Coakley’s office ruled in September that the ballot initiative could not go forward because it was unconstitutional, but the group appealed to the SJC. The casino law allows up to three gambling resorts and one slots parlor. The state is in the process of awarding licenses, but several communities have voted down efforts to open casinos on their turf.
“I would be for getting on the ballot,” Baker said in an interview. “There should be a go-slow strategy. Why would you presume you could build four or five of these?”
Instead, Baker touts a one-casino plan for the state, something he championed during his unsuccessful run against Patrick in 2010.
Of all the candidates, Berwick is the most staunchly opposed to casinos. Berwick, a Newton pediatrician, said the electorate has concerns, too.
“I don’t think I have been in a meeting in two weeks where someone hasn’t raised a question” about casinos, said Berwick, who has crisscrossed the state in recent weeks to hear from voters.
The candidate who is most effusive about slots and blackjack is Grossman. That’s probably because as treasurer he’s actually had to run the numbers on the impact of casinos on the state lottery, which he oversees.
His calculation? Our highly profitable lottery will take some kind of hit, but overall “we will be $300 million to the good,” Grossman said, describing what the state stands to gain annually from casinos.

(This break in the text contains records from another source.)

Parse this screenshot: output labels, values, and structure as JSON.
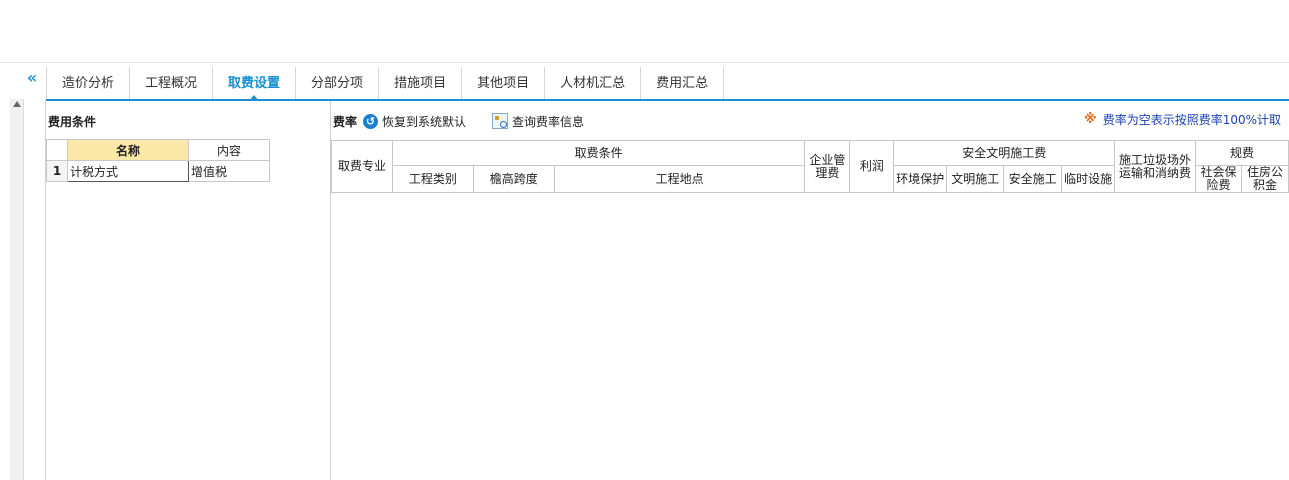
{
  "tabs": [
    {
      "label": "造价分析",
      "active": false
    },
    {
      "label": "工程概况",
      "active": false
    },
    {
      "label": "取费设置",
      "active": true
    },
    {
      "label": "分部分项",
      "active": false
    },
    {
      "label": "措施项目",
      "active": false
    },
    {
      "label": "其他项目",
      "active": false
    },
    {
      "label": "人材机汇总",
      "active": false
    },
    {
      "label": "费用汇总",
      "active": false
    }
  ],
  "collapse_glyph": "«",
  "left": {
    "title": "费用条件",
    "headers": {
      "name": "名称",
      "content": "内容"
    },
    "rows": [
      {
        "num": "1",
        "name": "计税方式",
        "content": "增值税"
      }
    ]
  },
  "right": {
    "toolbar_label": "费率",
    "restore_label": "恢复到系统默认",
    "query_label": "查询费率信息",
    "notice_icon": "※",
    "notice": "费率为空表示按照费率100%计取",
    "headers": {
      "specialty": "取费专业",
      "conditions": "取费条件",
      "project_type": "工程类别",
      "eave_span": "檐高跨度",
      "location": "工程地点",
      "mgmt_fee": "企业管理费",
      "profit": "利润",
      "safety": "安全文明施工费",
      "env": "环境保护",
      "civil": "文明施工",
      "safe": "安全施工",
      "temp": "临时设施",
      "garbage": "施工垃圾场外运输和消纳费",
      "regulation": "规费",
      "social": "社会保险费",
      "housing": "住房公积金"
    }
  },
  "colors": {
    "accent": "#1a8fd0",
    "selected_header": "#fbe7a8",
    "notice": "#1a3fb0"
  }
}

Then there are the jobs, which are even more important to him, roughly 15,000 in the construction and service sectors.
As attorney general, Coakley is involved in enforcing civil and criminal gaming laws and provides legal representation for the state gaming commission. The Democrat said she supports legalized gambling and that the state can do it right.
“Massachusetts has the opportunity to learn from the mistakes of other states,” she said in a recent interview.
Coakley recognizes there’s a growing anticasino movement, but said that’s OK. “This is a very healthy debate for everyone to have,” she said. “The statute is working the way it should.”
Win or lose, the repeal effort is forcing candidates to deal with casinos, and they need to play their hands carefully.